Start of RECORD EXTRACTS

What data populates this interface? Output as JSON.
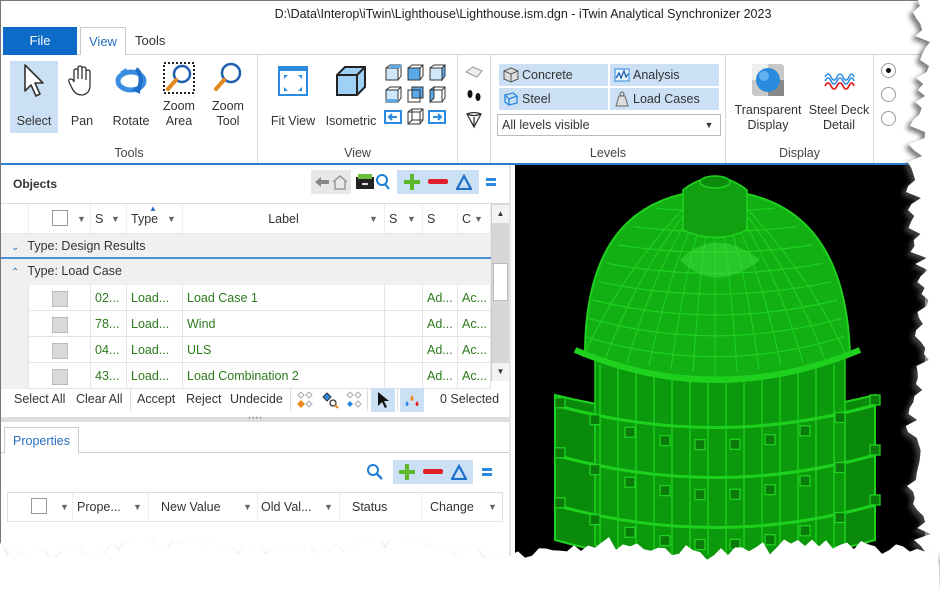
{
  "window": {
    "title": "D:\\Data\\Interop\\iTwin\\Lighthouse\\Lighthouse.ism.dgn - iTwin Analytical Synchronizer 2023"
  },
  "ribbon_tabs": [
    {
      "label": "File",
      "state": "file"
    },
    {
      "label": "View",
      "state": "active"
    },
    {
      "label": "Tools",
      "state": "normal"
    }
  ],
  "ribbon": {
    "tools_group": {
      "label": "Tools",
      "buttons": [
        {
          "label": "Select",
          "icon": "cursor-arrow-icon",
          "selected": true
        },
        {
          "label": "Pan",
          "icon": "hand-icon"
        },
        {
          "label": "Rotate",
          "icon": "rotate-icon"
        },
        {
          "label": "Zoom Area",
          "icon": "zoom-area-icon"
        },
        {
          "label": "Zoom Tool",
          "icon": "zoom-tool-icon"
        }
      ]
    },
    "view_group": {
      "label": "View",
      "buttons": [
        {
          "label": "Fit View",
          "icon": "fit-view-icon"
        },
        {
          "label": "Isometric",
          "icon": "isometric-cube-icon"
        }
      ],
      "view_cubes": [
        "top-view",
        "front-view",
        "right-view",
        "bottom-view",
        "back-view",
        "left-view",
        "rotate-left",
        "iso-view",
        "rotate-right"
      ]
    },
    "nav_group": {
      "buttons": [
        "fly-icon",
        "walk-footprints-icon",
        "clip-volume-icon"
      ]
    },
    "levels_group": {
      "label": "Levels",
      "toggles": [
        {
          "label": "Concrete",
          "icon": "concrete-cube-icon"
        },
        {
          "label": "Analysis",
          "icon": "analysis-chart-icon"
        },
        {
          "label": "Steel",
          "icon": "steel-beam-icon"
        },
        {
          "label": "Load Cases",
          "icon": "weight-icon"
        }
      ],
      "dropdown": {
        "value": "All levels visible"
      }
    },
    "display_group": {
      "label": "Display",
      "buttons": [
        {
          "label": "Transparent Display",
          "line1": "Transparent",
          "line2": "Display",
          "icon": "transparent-sphere-icon"
        },
        {
          "label": "Steel Deck Detail",
          "line1": "Steel Deck",
          "line2": "Detail",
          "icon": "steel-deck-icon"
        }
      ]
    },
    "radio_options": [
      {
        "checked": true
      },
      {
        "checked": false
      },
      {
        "checked": false
      }
    ]
  },
  "objects_panel": {
    "title": "Objects",
    "columns": [
      "",
      "S",
      "Type",
      "Label",
      "S",
      "S",
      "C"
    ],
    "sorted_column": "Type",
    "groups": [
      {
        "label": "Type: Design Results",
        "expanded": false
      },
      {
        "label": "Type: Load Case",
        "expanded": true
      }
    ],
    "rows": [
      {
        "s": "02...",
        "type": "Load...",
        "label": "Load Case 1",
        "s2": "",
        "s3": "Ad...",
        "c": "Ac..."
      },
      {
        "s": "78...",
        "type": "Load...",
        "label": "Wind",
        "s2": "",
        "s3": "Ad...",
        "c": "Ac..."
      },
      {
        "s": "04...",
        "type": "Load...",
        "label": "ULS",
        "s2": "",
        "s3": "Ad...",
        "c": "Ac..."
      },
      {
        "s": "43...",
        "type": "Load...",
        "label": "Load Combination 2",
        "s2": "",
        "s3": "Ad...",
        "c": "Ac..."
      }
    ],
    "actions": {
      "select_all": "Select All",
      "clear_all": "Clear All",
      "accept": "Accept",
      "reject": "Reject",
      "undecide": "Undecide",
      "selected_count": "0 Selected"
    }
  },
  "properties_panel": {
    "tab": "Properties",
    "columns": [
      "",
      "Prope...",
      "New Value",
      "Old Val...",
      "Status",
      "Change"
    ]
  },
  "colors": {
    "accent": "#0b6bc6",
    "selection": "#cce0f5",
    "row_text": "#2c7a1c",
    "model_green": "#1fd11f",
    "viewport_bg": "#000000"
  }
}
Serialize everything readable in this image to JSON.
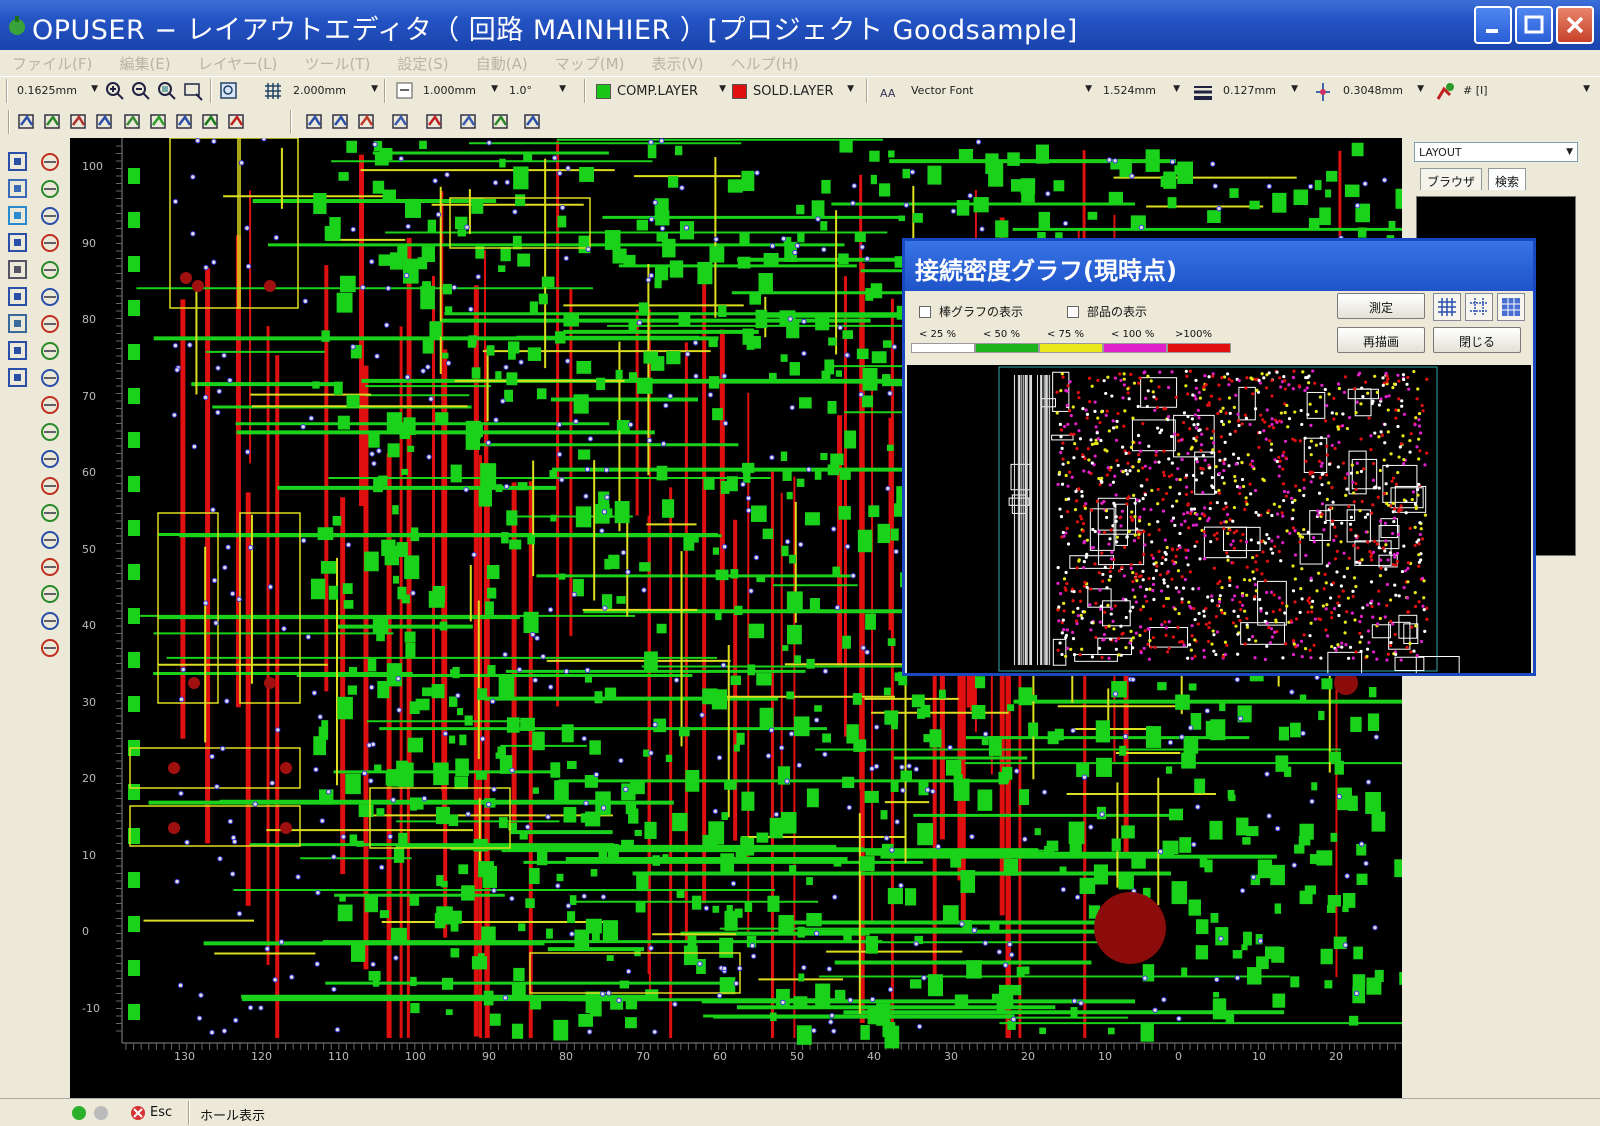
{
  "window": {
    "title": "OPUSER − レイアウトエディタ（ 回路 MAINHIER ）[プロジェクト Goodsample]"
  },
  "menu": {
    "items": [
      "ファイル(F)",
      "編集(E)",
      "レイヤー(L)",
      "ツール(T)",
      "設定(S)",
      "自動(A)",
      "マップ(M)",
      "表示(V)",
      "ヘルプ(H)"
    ]
  },
  "toolbar": {
    "grid_step": "0.1625mm",
    "snap": "2.000mm",
    "line_step": "1.000mm",
    "angle": "1.0°",
    "comp_layer": "COMP.LAYER",
    "sold_layer": "SOLD.LAYER",
    "font": "Vector Font",
    "text_size": "1.524mm",
    "line_width": "0.127mm",
    "via_size": "0.3048mm",
    "net": "# [I]",
    "colors": {
      "comp": "#19c619",
      "sold": "#e01010"
    }
  },
  "canvas": {
    "y_ticks": [
      "100",
      "90",
      "80",
      "70",
      "60",
      "50",
      "40",
      "30",
      "20",
      "10",
      "0",
      "-10"
    ],
    "x_ticks": [
      "130",
      "120",
      "110",
      "100",
      "90",
      "80",
      "70",
      "60",
      "50",
      "40",
      "30",
      "20",
      "10",
      "0",
      "10",
      "20"
    ]
  },
  "right_panel": {
    "select_value": "LAYOUT",
    "tabs": [
      "ブラウザ",
      "検索"
    ]
  },
  "status": {
    "esc": "Esc",
    "message": "ホール表示"
  },
  "dialog": {
    "title": "接続密度グラフ(現時点)",
    "check_bar": "棒グラフの表示",
    "check_parts": "部品の表示",
    "legend": [
      "< 25 %",
      "< 50 %",
      "< 75 %",
      "< 100 %",
      ">100%"
    ],
    "legend_colors": [
      "#ffffff",
      "#1db31d",
      "#e8e81a",
      "#e020c8",
      "#e01010"
    ],
    "btn_measure": "測定",
    "btn_redraw": "再描画",
    "btn_close": "閉じる"
  }
}
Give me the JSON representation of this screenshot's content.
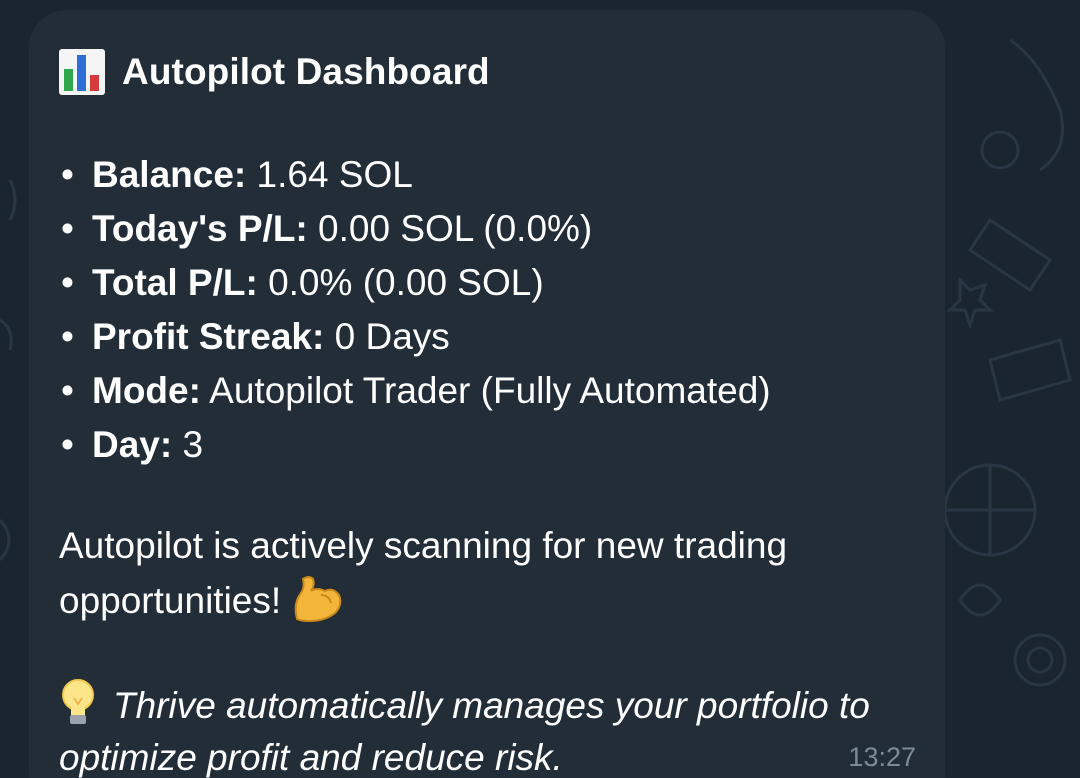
{
  "message": {
    "title": "Autopilot Dashboard",
    "title_icon": "bar-chart-icon",
    "stats": [
      {
        "label": "Balance:",
        "value": " 1.64 SOL"
      },
      {
        "label": "Today's P/L:",
        "value": " 0.00 SOL (0.0%)"
      },
      {
        "label": "Total P/L:",
        "value": " 0.0% (0.00 SOL)"
      },
      {
        "label": "Profit Streak:",
        "value": " 0 Days"
      },
      {
        "label": "Mode:",
        "value": " Autopilot Trader (Fully Automated)"
      },
      {
        "label": "Day:",
        "value": " 3"
      }
    ],
    "bullet": "•",
    "status_text": "Autopilot is actively scanning for new trading opportunities!",
    "status_emoji": "flexed-biceps-icon",
    "tip_icon": "light-bulb-icon",
    "tip_text": "Thrive automatically manages your portfolio to optimize profit and reduce risk.",
    "timestamp": "13:27"
  },
  "colors": {
    "background": "#1b2530",
    "bubble": "#222d38",
    "text": "#ffffff",
    "timestamp": "#7d8b99"
  }
}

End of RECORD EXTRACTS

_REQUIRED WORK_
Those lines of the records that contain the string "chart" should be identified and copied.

_REPLY_
          "icon": "analysis-chart-icon"
    "title_icon": "bar-chart-icon",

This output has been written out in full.